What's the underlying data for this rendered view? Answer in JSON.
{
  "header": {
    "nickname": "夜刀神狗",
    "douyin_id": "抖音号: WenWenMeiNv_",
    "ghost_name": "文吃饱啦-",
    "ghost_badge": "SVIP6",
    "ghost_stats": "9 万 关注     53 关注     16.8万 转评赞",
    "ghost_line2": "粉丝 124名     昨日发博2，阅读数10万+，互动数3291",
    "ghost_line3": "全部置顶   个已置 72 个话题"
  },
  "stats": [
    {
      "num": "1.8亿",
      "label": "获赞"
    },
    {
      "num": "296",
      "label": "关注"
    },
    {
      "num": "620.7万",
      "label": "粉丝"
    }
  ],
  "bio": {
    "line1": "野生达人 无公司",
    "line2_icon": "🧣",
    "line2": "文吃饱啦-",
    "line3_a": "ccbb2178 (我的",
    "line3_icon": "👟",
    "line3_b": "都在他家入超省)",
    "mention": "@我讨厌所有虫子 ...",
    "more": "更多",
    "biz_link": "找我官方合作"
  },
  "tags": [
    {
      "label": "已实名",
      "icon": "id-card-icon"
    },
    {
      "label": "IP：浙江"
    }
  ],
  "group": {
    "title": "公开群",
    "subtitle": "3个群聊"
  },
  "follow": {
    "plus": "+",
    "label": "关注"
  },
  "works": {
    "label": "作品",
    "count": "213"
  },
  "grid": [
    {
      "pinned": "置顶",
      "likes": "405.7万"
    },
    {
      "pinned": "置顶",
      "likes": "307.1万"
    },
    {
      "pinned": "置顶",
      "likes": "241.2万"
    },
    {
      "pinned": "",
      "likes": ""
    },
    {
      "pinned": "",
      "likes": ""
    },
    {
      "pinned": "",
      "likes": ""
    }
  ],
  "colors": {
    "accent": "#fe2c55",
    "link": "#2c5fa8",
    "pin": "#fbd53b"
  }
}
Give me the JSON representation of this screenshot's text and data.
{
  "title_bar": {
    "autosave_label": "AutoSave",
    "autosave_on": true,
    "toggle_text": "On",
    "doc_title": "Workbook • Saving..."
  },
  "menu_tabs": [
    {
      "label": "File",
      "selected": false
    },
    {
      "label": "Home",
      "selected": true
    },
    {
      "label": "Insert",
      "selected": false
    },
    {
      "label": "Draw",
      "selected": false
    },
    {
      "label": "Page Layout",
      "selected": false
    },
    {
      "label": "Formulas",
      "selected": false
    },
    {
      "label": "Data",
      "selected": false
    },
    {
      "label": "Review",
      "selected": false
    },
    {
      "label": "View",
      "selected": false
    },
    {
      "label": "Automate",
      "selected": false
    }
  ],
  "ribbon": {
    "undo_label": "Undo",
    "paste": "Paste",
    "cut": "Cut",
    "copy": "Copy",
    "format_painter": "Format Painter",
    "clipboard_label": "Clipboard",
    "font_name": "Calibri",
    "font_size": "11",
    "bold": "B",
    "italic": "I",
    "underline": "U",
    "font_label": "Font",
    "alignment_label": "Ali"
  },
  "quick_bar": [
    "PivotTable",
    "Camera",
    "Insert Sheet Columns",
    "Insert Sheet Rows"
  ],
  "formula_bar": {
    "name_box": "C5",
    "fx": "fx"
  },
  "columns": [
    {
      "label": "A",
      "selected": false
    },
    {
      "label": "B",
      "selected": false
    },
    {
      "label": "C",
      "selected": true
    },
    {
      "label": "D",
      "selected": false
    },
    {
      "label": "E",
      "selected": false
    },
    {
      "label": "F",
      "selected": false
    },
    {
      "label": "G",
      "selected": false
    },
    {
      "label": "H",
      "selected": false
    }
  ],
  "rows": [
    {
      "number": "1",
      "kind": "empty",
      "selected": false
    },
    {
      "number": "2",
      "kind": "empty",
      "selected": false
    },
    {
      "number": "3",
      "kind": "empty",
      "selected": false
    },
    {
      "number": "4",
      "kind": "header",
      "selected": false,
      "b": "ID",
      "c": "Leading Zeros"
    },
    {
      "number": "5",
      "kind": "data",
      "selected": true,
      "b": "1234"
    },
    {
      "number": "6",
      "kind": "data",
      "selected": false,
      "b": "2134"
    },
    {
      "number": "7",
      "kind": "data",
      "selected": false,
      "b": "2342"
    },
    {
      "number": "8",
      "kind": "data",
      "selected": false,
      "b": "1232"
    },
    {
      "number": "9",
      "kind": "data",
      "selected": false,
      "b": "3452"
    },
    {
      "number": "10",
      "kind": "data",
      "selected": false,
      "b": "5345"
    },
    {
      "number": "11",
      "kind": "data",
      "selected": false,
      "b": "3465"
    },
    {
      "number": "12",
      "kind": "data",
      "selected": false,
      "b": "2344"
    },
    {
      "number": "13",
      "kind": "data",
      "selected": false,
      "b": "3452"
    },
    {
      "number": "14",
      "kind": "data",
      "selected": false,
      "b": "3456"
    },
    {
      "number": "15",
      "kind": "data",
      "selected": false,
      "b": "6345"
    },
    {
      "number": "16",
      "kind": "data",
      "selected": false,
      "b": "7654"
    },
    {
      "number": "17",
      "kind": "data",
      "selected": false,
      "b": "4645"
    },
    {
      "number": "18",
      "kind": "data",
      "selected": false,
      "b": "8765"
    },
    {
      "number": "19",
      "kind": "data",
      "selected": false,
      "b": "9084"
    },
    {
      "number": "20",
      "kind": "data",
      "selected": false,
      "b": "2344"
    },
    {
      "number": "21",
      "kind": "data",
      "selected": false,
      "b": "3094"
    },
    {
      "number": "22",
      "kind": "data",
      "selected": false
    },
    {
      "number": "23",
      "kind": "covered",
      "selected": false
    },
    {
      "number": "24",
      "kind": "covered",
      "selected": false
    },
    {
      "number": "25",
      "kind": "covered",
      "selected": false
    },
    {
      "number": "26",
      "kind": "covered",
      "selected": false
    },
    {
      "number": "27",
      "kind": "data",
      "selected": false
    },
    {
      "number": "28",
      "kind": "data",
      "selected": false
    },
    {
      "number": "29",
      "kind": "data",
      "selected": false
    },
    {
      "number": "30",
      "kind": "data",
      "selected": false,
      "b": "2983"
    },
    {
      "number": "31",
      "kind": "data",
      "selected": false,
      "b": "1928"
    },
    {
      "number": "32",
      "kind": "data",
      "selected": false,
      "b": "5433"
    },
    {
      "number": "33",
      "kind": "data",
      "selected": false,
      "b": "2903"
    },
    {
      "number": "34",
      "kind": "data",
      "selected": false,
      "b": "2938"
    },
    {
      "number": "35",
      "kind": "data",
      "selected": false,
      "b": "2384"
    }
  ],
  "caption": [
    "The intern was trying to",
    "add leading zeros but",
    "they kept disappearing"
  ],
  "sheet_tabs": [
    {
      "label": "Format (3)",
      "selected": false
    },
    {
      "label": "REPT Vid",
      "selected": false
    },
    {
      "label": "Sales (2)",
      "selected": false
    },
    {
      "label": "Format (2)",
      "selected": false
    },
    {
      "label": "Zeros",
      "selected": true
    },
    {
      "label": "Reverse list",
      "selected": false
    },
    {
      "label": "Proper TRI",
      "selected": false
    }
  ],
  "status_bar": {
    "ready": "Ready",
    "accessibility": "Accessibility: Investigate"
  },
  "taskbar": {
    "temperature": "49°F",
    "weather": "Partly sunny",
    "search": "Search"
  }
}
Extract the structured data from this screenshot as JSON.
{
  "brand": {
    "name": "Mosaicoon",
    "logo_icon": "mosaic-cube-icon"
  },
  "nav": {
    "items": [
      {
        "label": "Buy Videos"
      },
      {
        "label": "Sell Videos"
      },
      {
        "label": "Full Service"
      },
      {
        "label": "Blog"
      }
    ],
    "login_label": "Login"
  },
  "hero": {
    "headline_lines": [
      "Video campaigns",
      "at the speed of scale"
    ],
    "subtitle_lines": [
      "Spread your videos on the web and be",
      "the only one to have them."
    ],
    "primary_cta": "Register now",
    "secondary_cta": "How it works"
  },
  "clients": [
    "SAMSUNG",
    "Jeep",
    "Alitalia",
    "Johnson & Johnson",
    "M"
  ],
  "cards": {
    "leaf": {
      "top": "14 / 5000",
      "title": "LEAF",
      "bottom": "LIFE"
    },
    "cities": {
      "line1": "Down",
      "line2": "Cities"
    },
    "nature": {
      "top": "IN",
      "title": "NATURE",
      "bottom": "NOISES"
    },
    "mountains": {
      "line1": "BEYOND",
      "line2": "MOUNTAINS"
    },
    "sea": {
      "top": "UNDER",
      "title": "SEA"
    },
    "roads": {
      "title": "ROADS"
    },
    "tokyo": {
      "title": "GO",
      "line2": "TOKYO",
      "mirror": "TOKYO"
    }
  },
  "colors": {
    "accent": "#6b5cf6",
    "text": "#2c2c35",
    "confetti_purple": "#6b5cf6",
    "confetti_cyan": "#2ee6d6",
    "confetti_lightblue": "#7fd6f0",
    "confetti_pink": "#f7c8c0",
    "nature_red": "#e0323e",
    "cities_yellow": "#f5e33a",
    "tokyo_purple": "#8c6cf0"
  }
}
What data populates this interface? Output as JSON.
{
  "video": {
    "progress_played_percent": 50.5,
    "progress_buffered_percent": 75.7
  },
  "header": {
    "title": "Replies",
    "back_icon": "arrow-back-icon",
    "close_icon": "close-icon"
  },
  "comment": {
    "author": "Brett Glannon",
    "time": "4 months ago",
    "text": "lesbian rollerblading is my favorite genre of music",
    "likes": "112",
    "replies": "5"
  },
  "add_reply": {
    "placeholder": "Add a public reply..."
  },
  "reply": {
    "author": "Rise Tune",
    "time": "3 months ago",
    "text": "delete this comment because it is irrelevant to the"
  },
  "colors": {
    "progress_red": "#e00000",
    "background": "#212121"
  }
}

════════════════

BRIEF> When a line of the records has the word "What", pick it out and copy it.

RESPONSE FOR THIS EXERCISE>
What's the underlying data for this rendered view? Answer in JSON.
What data populates this interface? Output as JSON.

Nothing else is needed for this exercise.